Washington University’s spring 2017 Assembly Series, which debuts Feb. 2, will present programs that feature a wide array of topics for thought and discussion.
As always, the university’s signature lecture series is free and open to the public, although due to venue limitations some restrictions may apply. Consult the website for the most up-to-date details relating to individual programs.
The program lineup follows; more information on speakers can be found on the Assembly Series website or by calling 314-935-4620.
Thursday, Feb. 2
Dan Ariely, “The Art and Science of Self-control: How to Act in Your Long-Term Best Interests”
Noon, Hillman Hall, Clark-Fox Forum; book signing to follow
Psychologist and behavioral economist Dan Ariely wants to understand the forces that influence human behavior. His research proves that, despite our intentions, we often fail to act in our own best interests. For example: Why do we promise ourselves to skip the chocolate cake, only to change course once the dessert tray rolls around?
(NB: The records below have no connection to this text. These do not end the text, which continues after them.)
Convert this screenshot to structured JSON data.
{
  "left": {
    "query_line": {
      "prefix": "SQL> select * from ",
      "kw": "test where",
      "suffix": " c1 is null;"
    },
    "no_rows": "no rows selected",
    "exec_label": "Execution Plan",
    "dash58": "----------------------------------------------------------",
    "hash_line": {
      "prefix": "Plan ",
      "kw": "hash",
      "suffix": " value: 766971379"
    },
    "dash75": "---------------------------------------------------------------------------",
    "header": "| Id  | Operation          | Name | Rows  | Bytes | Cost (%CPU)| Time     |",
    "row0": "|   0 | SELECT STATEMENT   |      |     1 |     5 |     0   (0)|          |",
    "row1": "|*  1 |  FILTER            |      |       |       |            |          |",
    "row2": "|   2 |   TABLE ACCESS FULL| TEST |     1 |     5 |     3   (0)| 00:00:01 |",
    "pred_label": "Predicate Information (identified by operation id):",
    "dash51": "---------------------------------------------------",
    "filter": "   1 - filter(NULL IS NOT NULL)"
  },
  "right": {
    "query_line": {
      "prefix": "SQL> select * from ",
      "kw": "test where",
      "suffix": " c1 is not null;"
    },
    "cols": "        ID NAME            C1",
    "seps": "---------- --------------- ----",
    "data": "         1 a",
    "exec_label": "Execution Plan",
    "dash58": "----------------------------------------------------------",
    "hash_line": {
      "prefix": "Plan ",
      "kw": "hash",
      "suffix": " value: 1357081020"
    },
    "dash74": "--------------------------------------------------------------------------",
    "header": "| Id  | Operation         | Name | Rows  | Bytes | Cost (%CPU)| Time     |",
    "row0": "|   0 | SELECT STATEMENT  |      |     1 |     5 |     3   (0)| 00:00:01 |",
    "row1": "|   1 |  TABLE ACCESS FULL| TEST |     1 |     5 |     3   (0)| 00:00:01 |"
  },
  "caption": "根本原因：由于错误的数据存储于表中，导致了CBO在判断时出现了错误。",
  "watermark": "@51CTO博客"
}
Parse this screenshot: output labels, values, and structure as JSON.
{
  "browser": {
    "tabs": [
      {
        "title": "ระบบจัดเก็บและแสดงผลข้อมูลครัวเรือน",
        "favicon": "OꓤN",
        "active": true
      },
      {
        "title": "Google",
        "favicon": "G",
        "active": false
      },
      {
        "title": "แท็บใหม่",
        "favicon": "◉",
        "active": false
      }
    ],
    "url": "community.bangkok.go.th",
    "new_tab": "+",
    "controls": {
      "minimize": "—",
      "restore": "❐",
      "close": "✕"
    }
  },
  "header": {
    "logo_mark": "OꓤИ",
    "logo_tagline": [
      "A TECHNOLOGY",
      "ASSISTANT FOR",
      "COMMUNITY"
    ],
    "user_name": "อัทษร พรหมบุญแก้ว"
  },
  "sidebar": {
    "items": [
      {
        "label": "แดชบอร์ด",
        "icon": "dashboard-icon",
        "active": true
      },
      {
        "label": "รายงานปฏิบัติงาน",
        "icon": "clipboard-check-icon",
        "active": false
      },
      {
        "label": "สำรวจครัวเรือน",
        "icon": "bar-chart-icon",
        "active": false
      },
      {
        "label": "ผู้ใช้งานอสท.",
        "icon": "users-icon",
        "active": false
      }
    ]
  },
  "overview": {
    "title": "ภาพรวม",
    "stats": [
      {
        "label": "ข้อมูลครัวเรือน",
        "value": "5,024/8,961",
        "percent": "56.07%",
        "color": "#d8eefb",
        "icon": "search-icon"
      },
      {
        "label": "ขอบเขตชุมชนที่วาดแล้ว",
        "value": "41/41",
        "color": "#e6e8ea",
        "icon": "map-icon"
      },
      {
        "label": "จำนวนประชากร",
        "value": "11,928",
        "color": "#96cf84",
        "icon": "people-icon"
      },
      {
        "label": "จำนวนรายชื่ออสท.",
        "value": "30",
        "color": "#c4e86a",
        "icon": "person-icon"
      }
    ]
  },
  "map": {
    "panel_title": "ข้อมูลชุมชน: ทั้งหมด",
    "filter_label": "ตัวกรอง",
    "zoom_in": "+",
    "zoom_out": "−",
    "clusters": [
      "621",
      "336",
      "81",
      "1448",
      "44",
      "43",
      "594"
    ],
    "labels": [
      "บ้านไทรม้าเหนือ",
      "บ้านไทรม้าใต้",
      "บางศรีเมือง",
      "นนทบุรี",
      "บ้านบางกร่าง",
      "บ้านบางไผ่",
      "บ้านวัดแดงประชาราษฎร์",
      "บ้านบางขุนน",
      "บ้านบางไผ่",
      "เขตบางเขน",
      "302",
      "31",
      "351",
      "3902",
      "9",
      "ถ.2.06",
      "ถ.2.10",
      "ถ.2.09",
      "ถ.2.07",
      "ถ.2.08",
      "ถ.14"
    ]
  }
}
Why do we overvalue things that we’ve worked to put together?
Through his experiments, which are often unusual and span a wide range of behaviors, the New York Times multiple best-seller and popular TED presenter attempts to expose our blind spots and demonstrate how often “common wisdom” fails us, so that we can live more sensible lives.
Partners for this program include the Envolve Center for Health Behavior Change, where Ariely is a faculty director, and the School of Law’s Public Interest Law & Policy Speakers Series.
Ariely is the James B. Duke Professor of Psychology and Behavioral Economics at Duke University and founder of The Center for Advanced Hindsight, among other roles.
Wednesday, Feb. 8
Jonathan Biss panel discussion, “Late Moves: Music and Creativity”
5 p.m., Danforth University Center, Goldberg Formal Lounge
Thursday, Feb. 23
John McArthur, “The Sustainable Development Goals: Toward Better Living Standards for All”
4 p.m., Hillman Hall, Clark-Fox Forum
Monday, Feb. 27
Mitt Romney, in conversation with law faculty
3 p.m., Graham Chapel
Note: Details for this program have not been confirmed. The campus community will receive priority seating. Details will be posted on the School of Law and Assembly Series websites.
Friday, March 3
Chai Feldblum, “Protecting LGBTQ+ Progress in Challenging Times”
1 p.m., Anheuser-Busch Hall, Bryan Cave Moot Courtroom
Wednesday, March 8
Jeffrey McCune, “Mumbo Jumbo: The (In)Audibility of Kanye West”
6 p.m., location to be determined
Wednesday, March 22
Brian Nosek, “Improving Openness and Reproducibility in Scholarly Communication”
Noon, Graham Chapel
Tuesday, March 28
David Easterling, “A Scientific View of Climate Change”
Note time change: 4 p.m.
Anheuser-Busch Hall, Bryan Cave Moot Courtroom
Thursday, March 30
Philippe Sands, “East West Street: On the Origins of Genocide and Crimes against Humanity”
4:30 p.m., Anheuser-Busch Hall, Bryan Cave Moot Courtroom; book signing to follow
Friday, April 7
Sara Taksler, “Tickling Giants” film screening/commentary
Time and venue to be determined